our objective that those--the individuals, certainly, that are 
on operational missions be Colombian.
    We will be working with the Colombians in areas for some 
time to come, because of the interface between our logistical 
system in terms of getting things to them and their acceptance 
of that and maintaining of this equipment. So between ourselves 
and the Department of Defense contracts and personnel, we will 
have a presence there. But it is our objective to reduce that 
to the absolute minimum.
    Mr. Souder. Also, in the parts question that we discussed 
earlier, as to who is in charge and how that gets done, 
clearly, we do not want to have--almost every military 
operation in American history, the parts supply and support 
mechanisms are the vital lifeline in whether or not a project 
is going to be successful.
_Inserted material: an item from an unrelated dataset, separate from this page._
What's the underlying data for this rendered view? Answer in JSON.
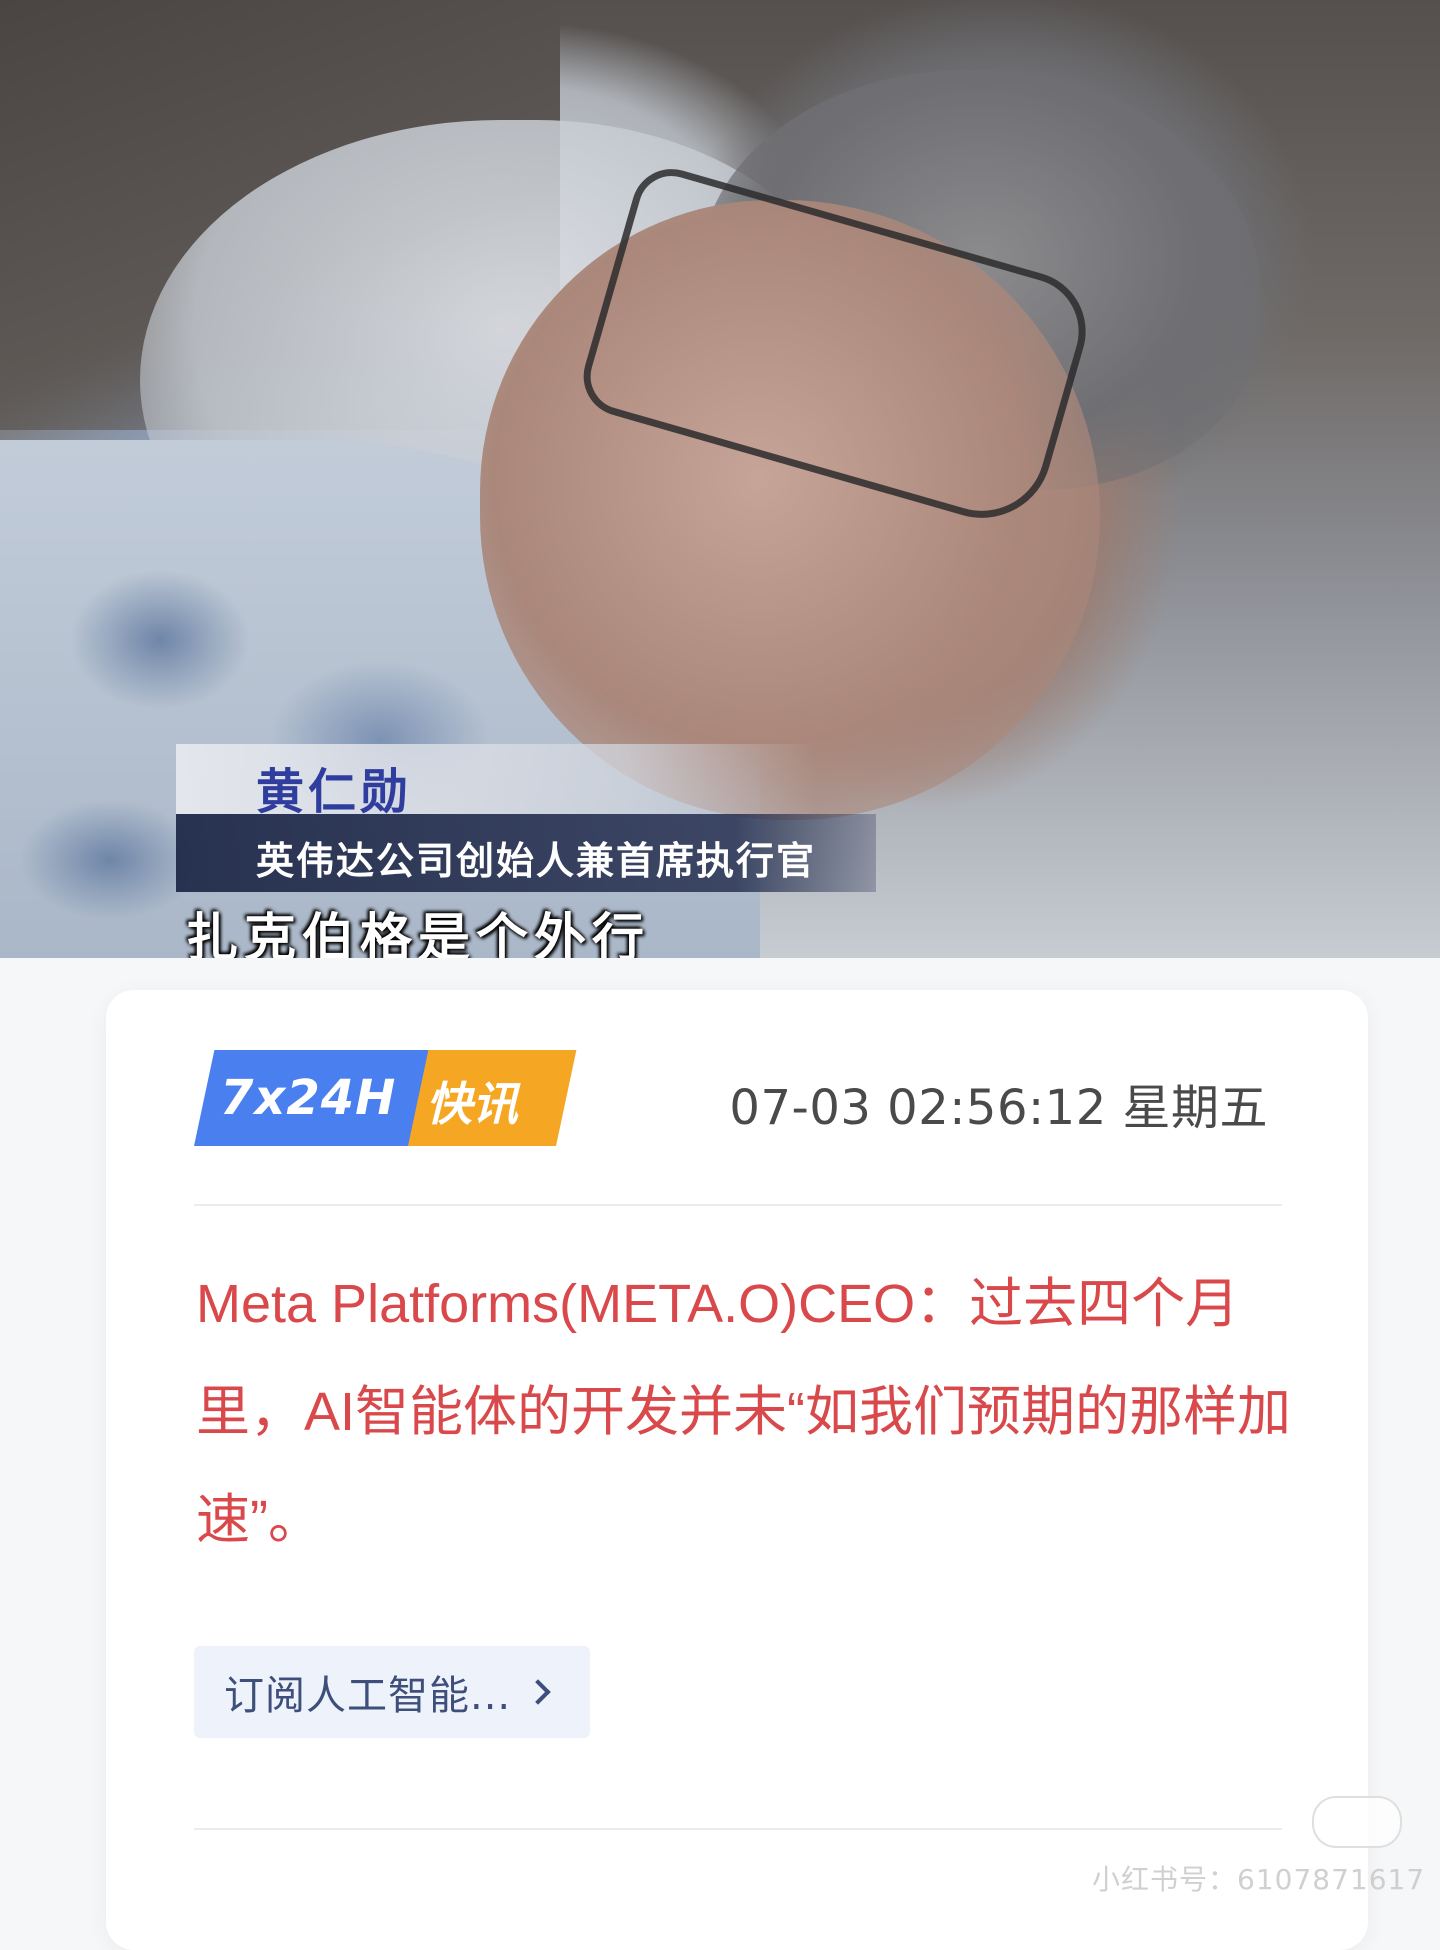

And we can't just have the 
helicopters and $300 million in legal building and human rights 
building and not have the supply mechanism in place.
    We understand that this was a quick rampup and 
acceleration, but those questions do need to be focused on. 
Certainly, it will be followed up in the future.
    Mr. Beers. We are fully committed to that, sir.
    Mr. Souder. I also want to make sure that in the budget 
proposal and in the operational execution, some of which 
wouldn't be in a budget proposal, that intelligence operations 
are sufficient. Otherwise, we wind up looking for needles in 
haystacks, and that includes the internal decisions on where to 
put the AWACS. If we are putting $50 million to $60 million up 
in the Netherlands Antilles and over in Manta for facilities 
for AWACS, we need to make sure we have AWACS there, or this is 
an incredible waste of American taxpayer dollars.
    We heard constantly that while we had Rather coverage and 
others in the northern part, there is some concern about East-
West and to make sure that gets in our mix if there needs to be 
additional intelligence capabilities.
    General Pace, and then Mr. Marshal.
    General Pace. Mr. Chairman, thank you very much for the 
opportunity to respond to that. I will provide to the committee 
the information on the AWACS. But, just as you know, there are 
other airframes that utilize those airfields. It is not just 
AWACS specific. It is P3 airplanes and many other types of 
airplanes that collectively assist us. So I will get the data 
about the AWACS to you, but there is much more to it than that, 
as you know, sir.
    Mr. Souder. Yes. I believe that--each location, however--
the runway length and the hanger capacity was costing more 
because we assumed there would be AWACS there and additional 
    General Pace. That is true.
    Mr. Souder. Mr. Marshall.
    Mr. Marshal. If I can followup on your intelligence 
comments, I would like to point out in my earlier answer I said 
there were several iterations of requests for DEA resources, 
but in the final analysis, when we got down to the final push 
for our request in Plan Colombia, all of our requests in 
connection with Plan Colombia were intelligence-related. And, 
if I may, I will submit a detailed itemized listing of those 
for the record.
    [The information referred to follows:]
    [GRAPHIC] [TIFF OMITTED] T6478.107
    Mr. Souder. Well, thank you all very much for rearranging 
your schedules on short notice to come today.
    Also, for the record, Ms. Schakowsky asked to put her 
schedule into the record of where she was in Colombia. And 
while Mr. Mica did not get specific, she, in fact, did not meet 
with any of the leftist guerillas, and I think the record 
should show that.
    With that, the hearing stands adjourned.
    [Whereupon, at 11:41 a.m., the subcommittee was adjourned.]
    [Additional information submitted for the hearing record